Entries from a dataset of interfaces
□ □ □ □ □

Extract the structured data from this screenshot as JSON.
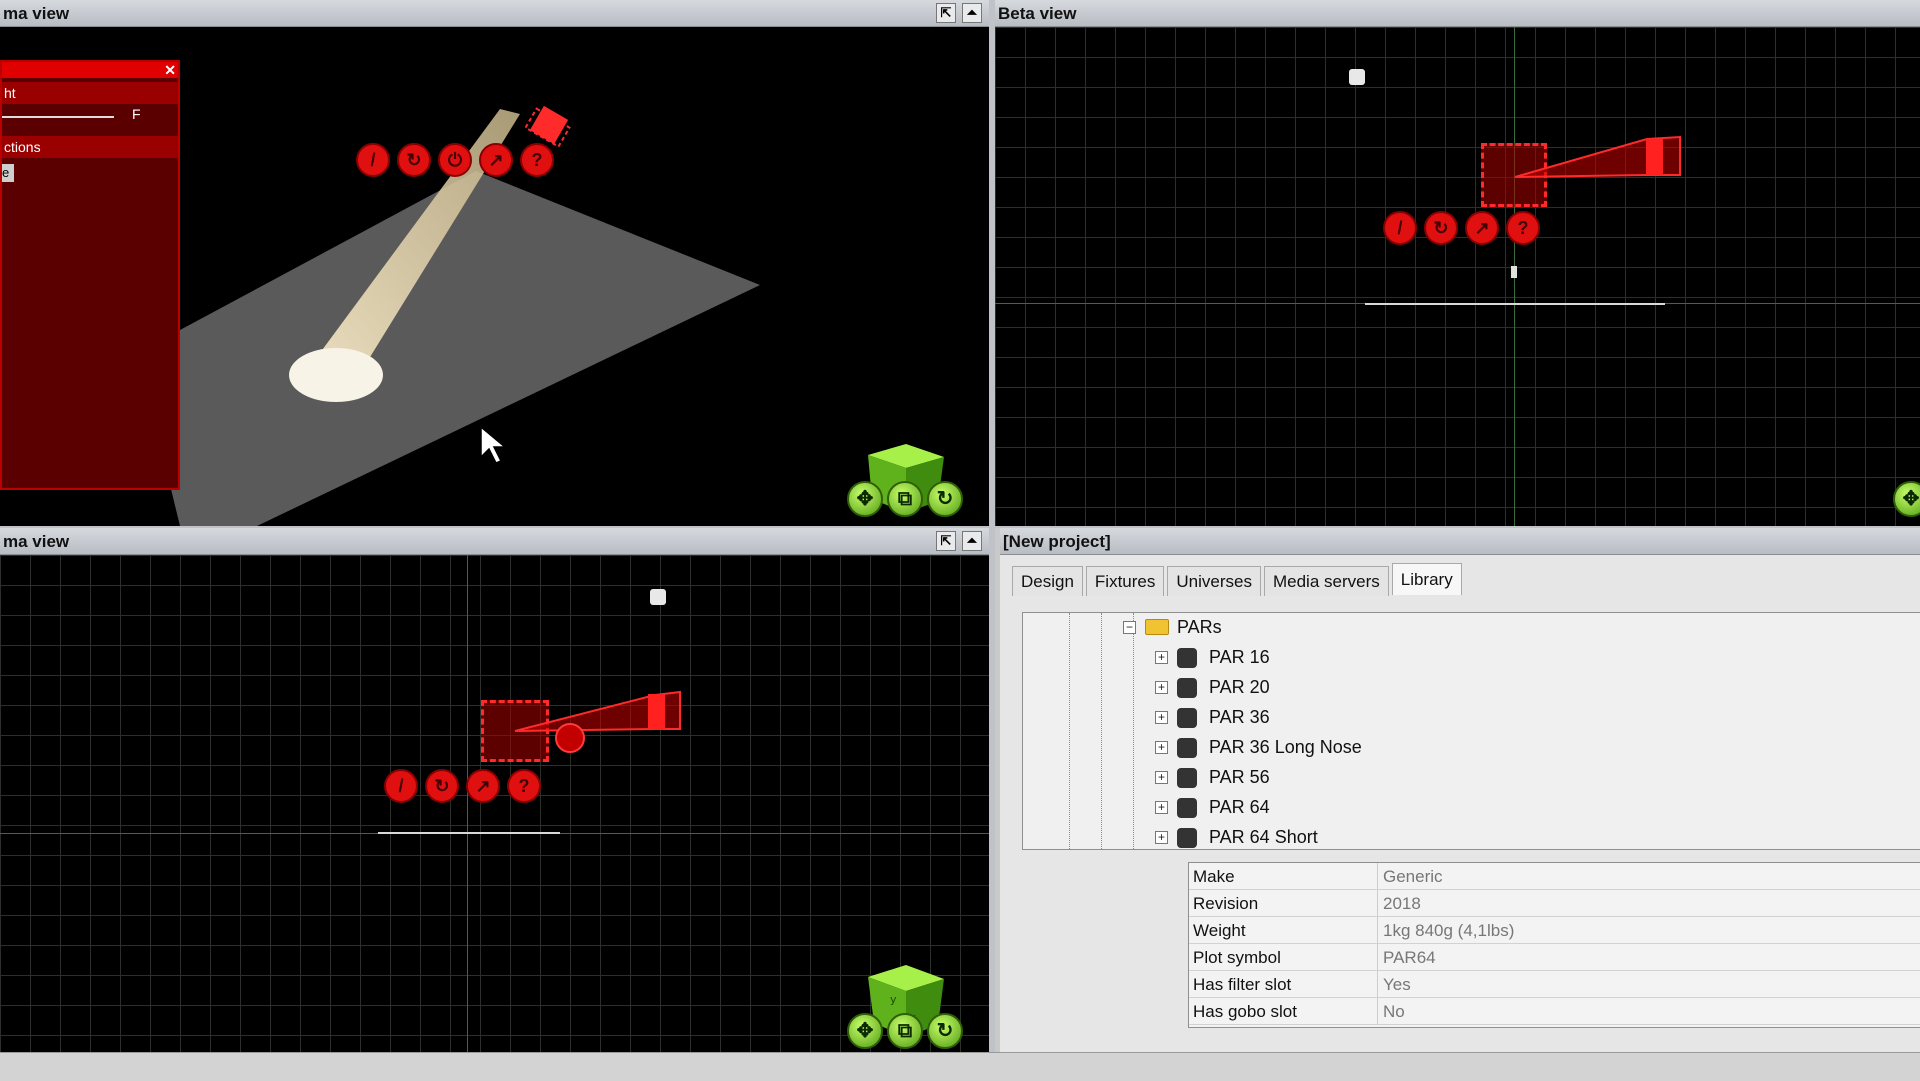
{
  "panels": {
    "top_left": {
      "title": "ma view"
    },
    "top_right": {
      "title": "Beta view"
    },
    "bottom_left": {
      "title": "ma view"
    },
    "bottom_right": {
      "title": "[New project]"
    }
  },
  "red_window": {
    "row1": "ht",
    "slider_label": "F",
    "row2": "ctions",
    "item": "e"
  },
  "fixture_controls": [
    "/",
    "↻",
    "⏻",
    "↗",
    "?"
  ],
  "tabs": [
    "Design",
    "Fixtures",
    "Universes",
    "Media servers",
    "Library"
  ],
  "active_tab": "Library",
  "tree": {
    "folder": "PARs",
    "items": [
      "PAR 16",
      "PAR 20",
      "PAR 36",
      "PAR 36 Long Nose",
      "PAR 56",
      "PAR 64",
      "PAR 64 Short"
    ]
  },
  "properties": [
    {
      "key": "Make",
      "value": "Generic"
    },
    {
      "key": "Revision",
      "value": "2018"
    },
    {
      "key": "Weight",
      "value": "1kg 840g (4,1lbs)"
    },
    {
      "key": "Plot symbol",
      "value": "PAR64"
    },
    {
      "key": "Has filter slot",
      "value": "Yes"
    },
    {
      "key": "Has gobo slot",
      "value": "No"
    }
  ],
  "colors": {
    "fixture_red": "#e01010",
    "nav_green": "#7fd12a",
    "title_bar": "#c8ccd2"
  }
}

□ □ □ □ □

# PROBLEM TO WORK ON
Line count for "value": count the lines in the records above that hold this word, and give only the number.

# ANSWER AREA
6